Dr. Hadiyah-Nicole Green
Dr. Hadiyah-Nicole Green (Photo via Tuskegee University)

For Dr. Hadiyah-Nicole Green, the fight against cancer is a personal one.

After her parents died, Green was raised by her grandparents, General Lee Smith and Ora Lee; Ora Lee was diagnosed with cancer but refused treatment.

“She refused the treatment because she didn’t want to experience the side effects. It was heartbreaking, but I could appreciate she wanted to die on her own terms,” Green told AL.com. “Three months later, my uncle was diagnosed with cancer.”

Her uncle didn’t refuse treatment, but Green saw how much it took out of him.

“I saw firsthand how devastating it was, and I could understand why my aunt didn’t want to go through that,” she said.
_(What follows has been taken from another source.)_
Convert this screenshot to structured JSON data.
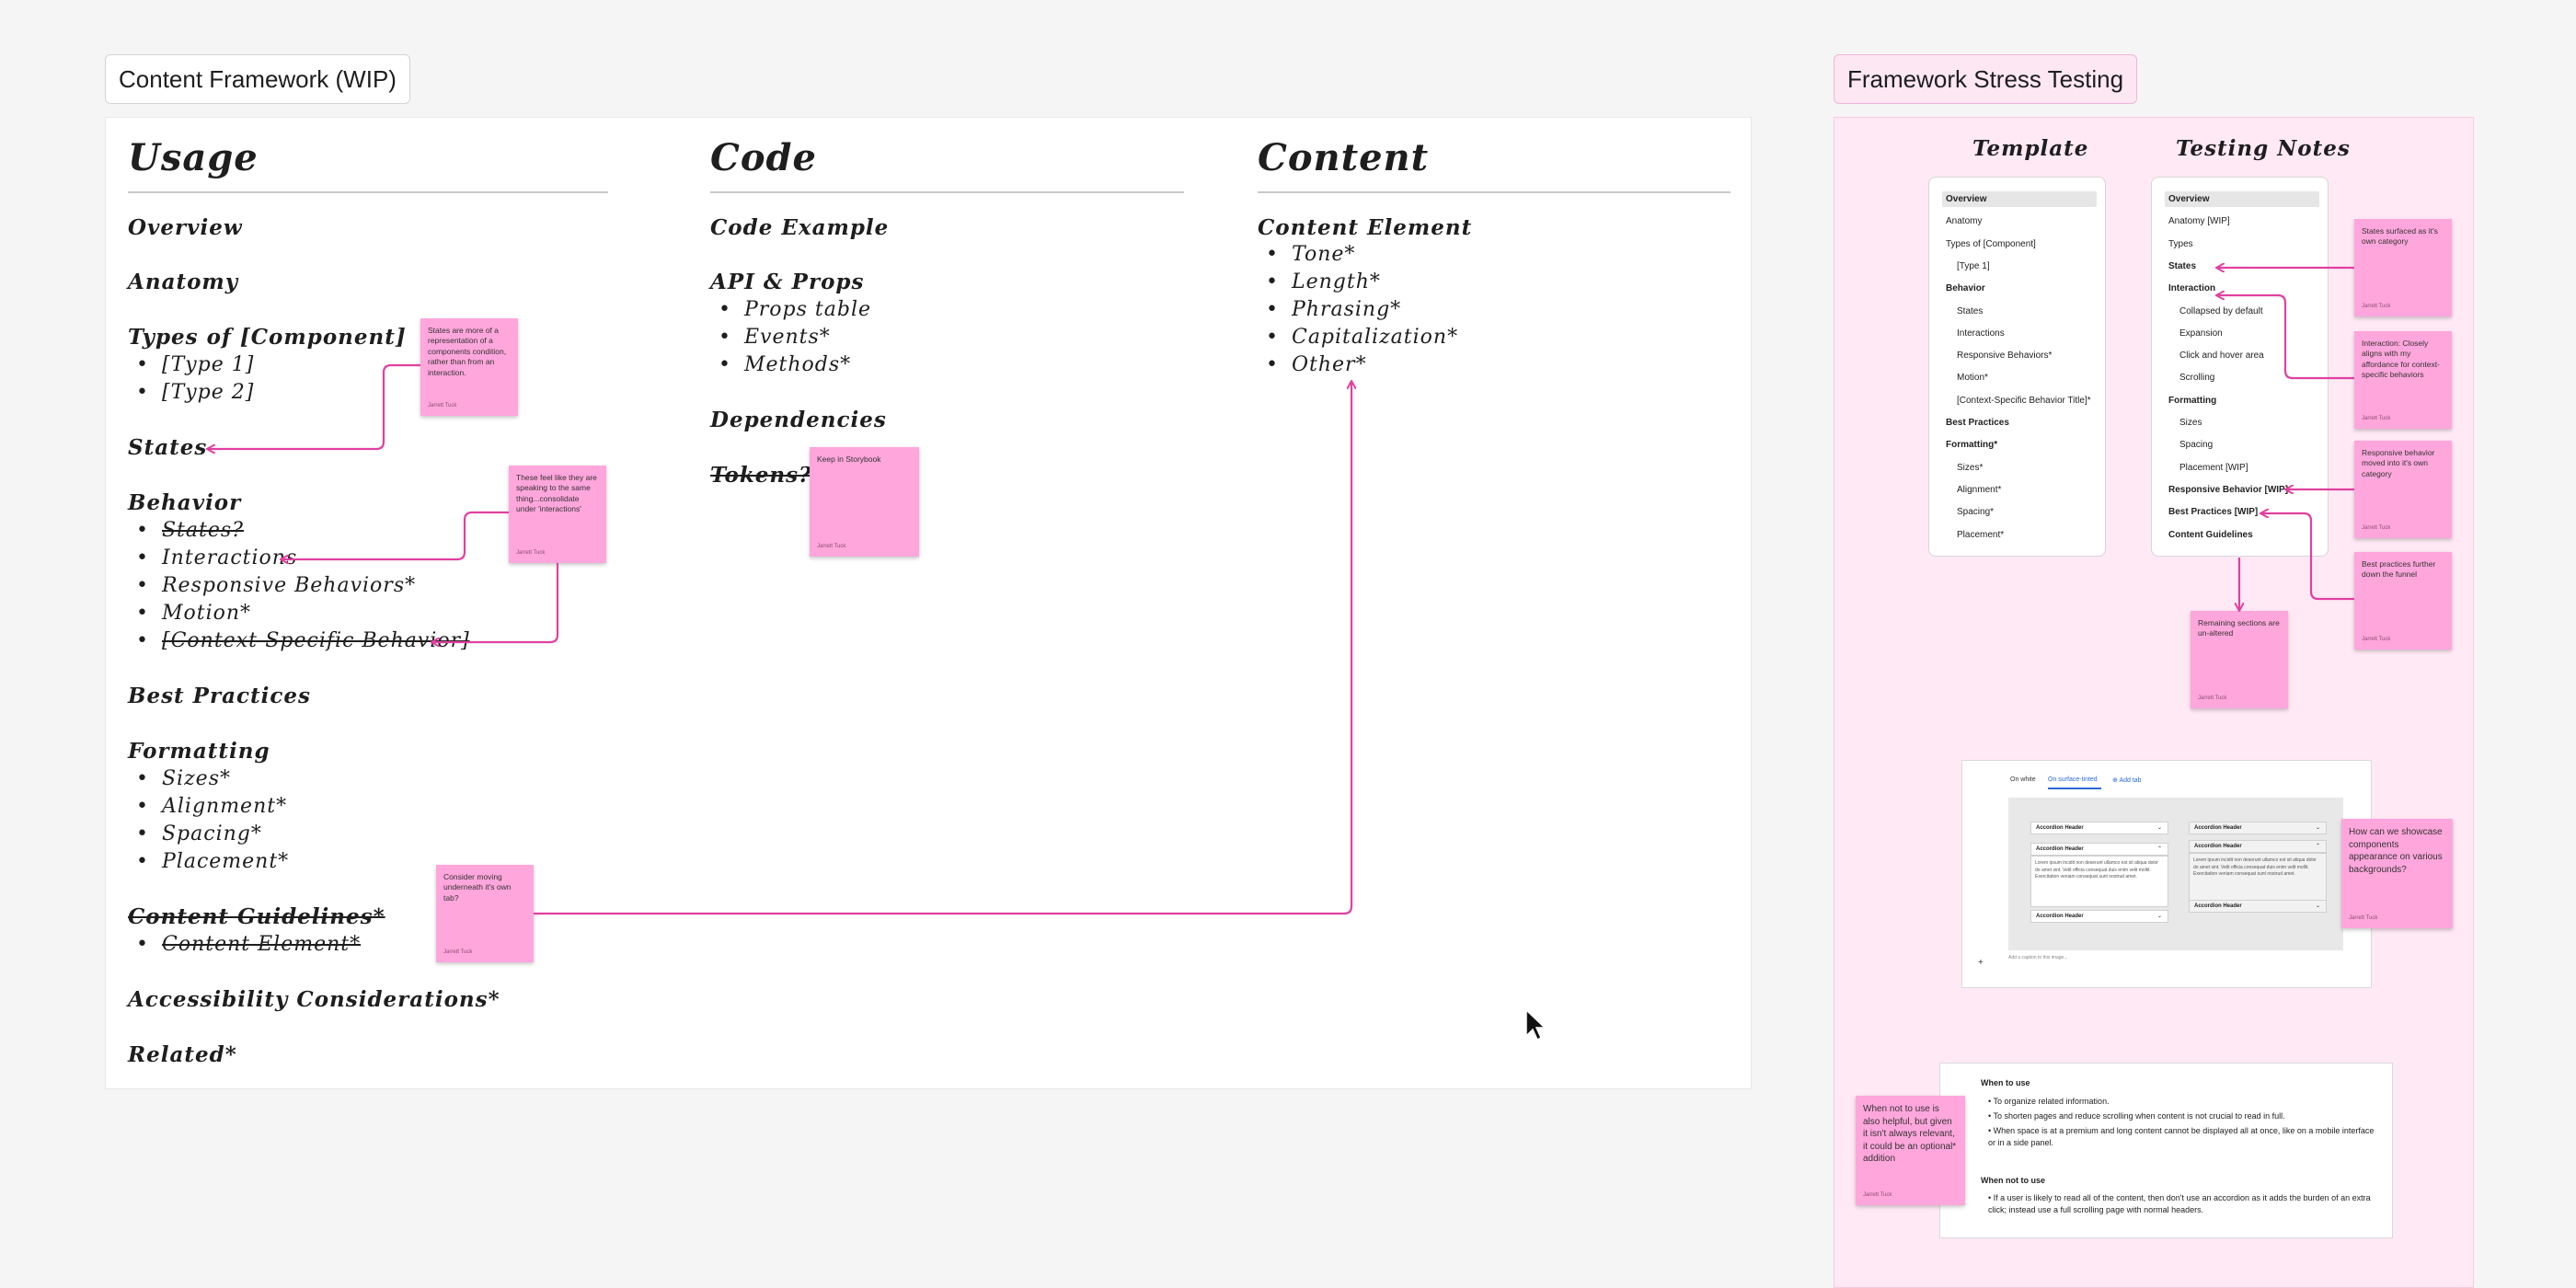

But while the physicist was at the University of Alabama, Green began working on a new way to treat cancer, using lasers.
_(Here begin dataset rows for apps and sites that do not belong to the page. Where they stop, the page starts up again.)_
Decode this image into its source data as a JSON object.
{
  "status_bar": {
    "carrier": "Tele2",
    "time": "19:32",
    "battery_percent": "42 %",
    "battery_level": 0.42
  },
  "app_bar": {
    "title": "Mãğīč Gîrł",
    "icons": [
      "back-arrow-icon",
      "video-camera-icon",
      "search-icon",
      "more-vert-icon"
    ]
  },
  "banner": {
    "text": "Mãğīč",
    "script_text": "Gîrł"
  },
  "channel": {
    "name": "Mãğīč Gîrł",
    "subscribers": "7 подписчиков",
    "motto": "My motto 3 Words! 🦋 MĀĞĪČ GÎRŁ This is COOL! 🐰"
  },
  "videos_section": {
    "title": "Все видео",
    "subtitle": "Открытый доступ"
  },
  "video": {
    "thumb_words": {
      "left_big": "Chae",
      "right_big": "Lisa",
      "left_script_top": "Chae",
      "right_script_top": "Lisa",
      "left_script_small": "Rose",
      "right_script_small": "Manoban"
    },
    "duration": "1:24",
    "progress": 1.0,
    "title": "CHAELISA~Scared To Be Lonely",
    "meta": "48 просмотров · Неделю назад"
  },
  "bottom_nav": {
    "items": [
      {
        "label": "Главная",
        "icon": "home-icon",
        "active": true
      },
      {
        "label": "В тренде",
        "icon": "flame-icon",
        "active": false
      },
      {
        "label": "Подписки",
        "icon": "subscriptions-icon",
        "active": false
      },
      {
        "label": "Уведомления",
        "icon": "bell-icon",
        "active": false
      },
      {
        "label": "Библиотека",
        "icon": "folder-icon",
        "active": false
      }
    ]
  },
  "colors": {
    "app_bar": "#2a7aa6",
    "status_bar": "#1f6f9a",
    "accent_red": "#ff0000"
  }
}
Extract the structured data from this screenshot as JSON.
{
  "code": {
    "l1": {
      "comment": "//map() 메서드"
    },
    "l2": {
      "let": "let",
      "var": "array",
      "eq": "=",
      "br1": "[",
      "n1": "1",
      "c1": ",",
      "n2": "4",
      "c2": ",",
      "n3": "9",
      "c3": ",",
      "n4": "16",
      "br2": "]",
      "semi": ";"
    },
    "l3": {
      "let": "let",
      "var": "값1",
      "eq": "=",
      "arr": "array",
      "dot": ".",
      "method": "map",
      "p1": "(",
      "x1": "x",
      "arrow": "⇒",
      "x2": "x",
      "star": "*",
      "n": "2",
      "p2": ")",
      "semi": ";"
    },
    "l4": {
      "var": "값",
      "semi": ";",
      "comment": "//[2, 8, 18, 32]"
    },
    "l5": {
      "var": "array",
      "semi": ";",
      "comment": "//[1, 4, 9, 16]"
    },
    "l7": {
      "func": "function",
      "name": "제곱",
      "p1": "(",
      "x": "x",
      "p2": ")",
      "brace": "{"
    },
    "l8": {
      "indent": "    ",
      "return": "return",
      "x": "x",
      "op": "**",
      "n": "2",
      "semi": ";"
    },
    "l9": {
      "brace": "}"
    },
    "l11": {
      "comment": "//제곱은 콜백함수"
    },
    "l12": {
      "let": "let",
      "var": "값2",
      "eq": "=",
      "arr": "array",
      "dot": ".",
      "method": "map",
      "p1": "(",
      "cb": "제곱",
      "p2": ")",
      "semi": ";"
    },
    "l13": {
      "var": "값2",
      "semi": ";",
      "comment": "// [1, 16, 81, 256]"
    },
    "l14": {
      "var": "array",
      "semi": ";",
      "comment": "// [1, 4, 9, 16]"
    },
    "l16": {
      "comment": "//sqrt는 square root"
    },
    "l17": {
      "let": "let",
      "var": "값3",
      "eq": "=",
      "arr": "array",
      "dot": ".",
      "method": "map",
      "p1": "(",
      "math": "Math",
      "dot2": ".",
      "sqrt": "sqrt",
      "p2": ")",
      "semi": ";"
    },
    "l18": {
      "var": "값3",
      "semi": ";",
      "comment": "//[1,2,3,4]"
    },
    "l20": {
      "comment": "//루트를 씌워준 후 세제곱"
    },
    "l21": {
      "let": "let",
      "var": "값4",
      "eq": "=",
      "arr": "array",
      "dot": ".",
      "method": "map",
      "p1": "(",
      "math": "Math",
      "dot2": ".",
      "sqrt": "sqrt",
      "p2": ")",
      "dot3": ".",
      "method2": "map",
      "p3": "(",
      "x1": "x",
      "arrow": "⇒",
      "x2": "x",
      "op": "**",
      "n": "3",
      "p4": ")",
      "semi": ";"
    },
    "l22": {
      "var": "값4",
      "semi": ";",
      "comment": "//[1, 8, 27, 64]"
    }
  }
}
“I’m really hoping this can change the way we treat cancer in America. There are so many people who only get a 3-month or 6-month survival benefit from the drugs they take. Then 3 or 6 months later, they’re sent home with no hope, nothing else we can do,” Green explained. “Those are the patients I want to try to save, the ones where regular medicine isn’t effective for them.”

The technology would use an FDA-approved drug to target tumors with nanoparticles, which glow under imaging equipment. The lasers then target the particles.
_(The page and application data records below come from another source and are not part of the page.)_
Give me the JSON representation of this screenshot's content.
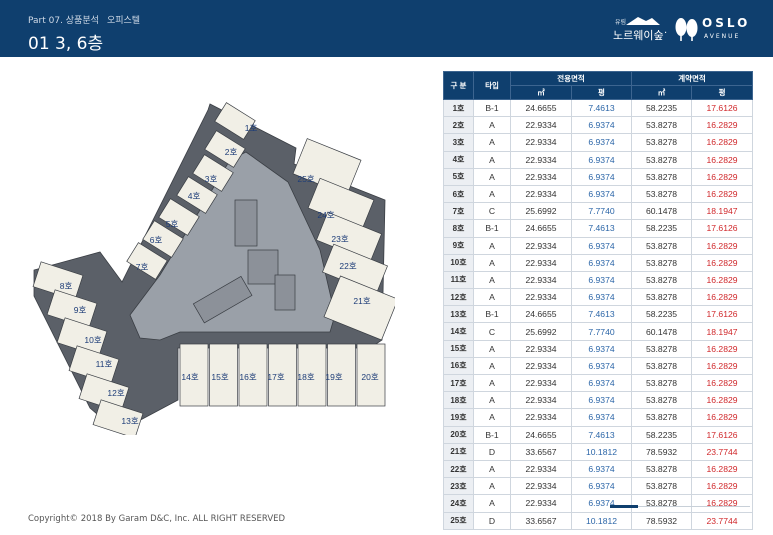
{
  "header": {
    "part": "Part 07. 상품분석",
    "section": "오피스텔",
    "title": "01 3, 6층",
    "brand": {
      "sub": "유림",
      "name_kr": "노르웨이숲",
      "name_en": "OSLO",
      "tagline": "AVENUE"
    }
  },
  "table": {
    "headers": {
      "no": "구 분",
      "type": "타입",
      "exclusive": "전용면적",
      "contract": "계약면적",
      "sqm": "㎡",
      "pyeong": "평"
    },
    "rows": [
      {
        "no": "1호",
        "type": "B-1",
        "ex_m": "24.6655",
        "ex_p": "7.4613",
        "ct_m": "58.2235",
        "ct_p": "17.6126"
      },
      {
        "no": "2호",
        "type": "A",
        "ex_m": "22.9334",
        "ex_p": "6.9374",
        "ct_m": "53.8278",
        "ct_p": "16.2829"
      },
      {
        "no": "3호",
        "type": "A",
        "ex_m": "22.9334",
        "ex_p": "6.9374",
        "ct_m": "53.8278",
        "ct_p": "16.2829"
      },
      {
        "no": "4호",
        "type": "A",
        "ex_m": "22.9334",
        "ex_p": "6.9374",
        "ct_m": "53.8278",
        "ct_p": "16.2829"
      },
      {
        "no": "5호",
        "type": "A",
        "ex_m": "22.9334",
        "ex_p": "6.9374",
        "ct_m": "53.8278",
        "ct_p": "16.2829"
      },
      {
        "no": "6호",
        "type": "A",
        "ex_m": "22.9334",
        "ex_p": "6.9374",
        "ct_m": "53.8278",
        "ct_p": "16.2829"
      },
      {
        "no": "7호",
        "type": "C",
        "ex_m": "25.6992",
        "ex_p": "7.7740",
        "ct_m": "60.1478",
        "ct_p": "18.1947"
      },
      {
        "no": "8호",
        "type": "B-1",
        "ex_m": "24.6655",
        "ex_p": "7.4613",
        "ct_m": "58.2235",
        "ct_p": "17.6126"
      },
      {
        "no": "9호",
        "type": "A",
        "ex_m": "22.9334",
        "ex_p": "6.9374",
        "ct_m": "53.8278",
        "ct_p": "16.2829"
      },
      {
        "no": "10호",
        "type": "A",
        "ex_m": "22.9334",
        "ex_p": "6.9374",
        "ct_m": "53.8278",
        "ct_p": "16.2829"
      },
      {
        "no": "11호",
        "type": "A",
        "ex_m": "22.9334",
        "ex_p": "6.9374",
        "ct_m": "53.8278",
        "ct_p": "16.2829"
      },
      {
        "no": "12호",
        "type": "A",
        "ex_m": "22.9334",
        "ex_p": "6.9374",
        "ct_m": "53.8278",
        "ct_p": "16.2829"
      },
      {
        "no": "13호",
        "type": "B-1",
        "ex_m": "24.6655",
        "ex_p": "7.4613",
        "ct_m": "58.2235",
        "ct_p": "17.6126"
      },
      {
        "no": "14호",
        "type": "C",
        "ex_m": "25.6992",
        "ex_p": "7.7740",
        "ct_m": "60.1478",
        "ct_p": "18.1947"
      },
      {
        "no": "15호",
        "type": "A",
        "ex_m": "22.9334",
        "ex_p": "6.9374",
        "ct_m": "53.8278",
        "ct_p": "16.2829"
      },
      {
        "no": "16호",
        "type": "A",
        "ex_m": "22.9334",
        "ex_p": "6.9374",
        "ct_m": "53.8278",
        "ct_p": "16.2829"
      },
      {
        "no": "17호",
        "type": "A",
        "ex_m": "22.9334",
        "ex_p": "6.9374",
        "ct_m": "53.8278",
        "ct_p": "16.2829"
      },
      {
        "no": "18호",
        "type": "A",
        "ex_m": "22.9334",
        "ex_p": "6.9374",
        "ct_m": "53.8278",
        "ct_p": "16.2829"
      },
      {
        "no": "19호",
        "type": "A",
        "ex_m": "22.9334",
        "ex_p": "6.9374",
        "ct_m": "53.8278",
        "ct_p": "16.2829"
      },
      {
        "no": "20호",
        "type": "B-1",
        "ex_m": "24.6655",
        "ex_p": "7.4613",
        "ct_m": "58.2235",
        "ct_p": "17.6126"
      },
      {
        "no": "21호",
        "type": "D",
        "ex_m": "33.6567",
        "ex_p": "10.1812",
        "ct_m": "78.5932",
        "ct_p": "23.7744"
      },
      {
        "no": "22호",
        "type": "A",
        "ex_m": "22.9334",
        "ex_p": "6.9374",
        "ct_m": "53.8278",
        "ct_p": "16.2829"
      },
      {
        "no": "23호",
        "type": "A",
        "ex_m": "22.9334",
        "ex_p": "6.9374",
        "ct_m": "53.8278",
        "ct_p": "16.2829"
      },
      {
        "no": "24호",
        "type": "A",
        "ex_m": "22.9334",
        "ex_p": "6.9374",
        "ct_m": "53.8278",
        "ct_p": "16.2829"
      },
      {
        "no": "25호",
        "type": "D",
        "ex_m": "33.6567",
        "ex_p": "10.1812",
        "ct_m": "78.5932",
        "ct_p": "23.7744"
      }
    ]
  },
  "plan": {
    "labels": [
      "1호",
      "2호",
      "3호",
      "4호",
      "5호",
      "6호",
      "7호",
      "8호",
      "9호",
      "10호",
      "11호",
      "12호",
      "13호",
      "14호",
      "15호",
      "16호",
      "17호",
      "18호",
      "19호",
      "20호",
      "21호",
      "22호",
      "23호",
      "24호",
      "25호"
    ]
  },
  "footer": {
    "copyright": "Copyright© 2018 By Garam D&C, Inc. ALL RIGHT RESERVED"
  },
  "colors": {
    "header": "#0f3f6e",
    "unit_fill": "#f1efe6",
    "corridor": "#5b6068",
    "core": "#8c9199",
    "pyeong_blue": "#2c66a8",
    "pyeong_red": "#d0282b"
  }
}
“They are not toxic, so without the laser they won’t kill anything, and the laser by itself is harmless, so without the particles it won’t hurt anything,” said Green. “Because of their need to work together and their inability to work apart, I can insure that the treatment is only happening to the cancer cells we target and identify.”

Green has already seen some success in the treatment in living animals like mice.

Green also told AL.com she feels a responsibility to positively represent black women for young girls.

“There are black female scientists who don’t get media exposure. Because of that, young black girls don’t see those role models as often as they see Beyonce or Nicki Minaj,” she said. “It’s important to know that our brains are capable of more than fashion and entertainment and music, even though arts are important.”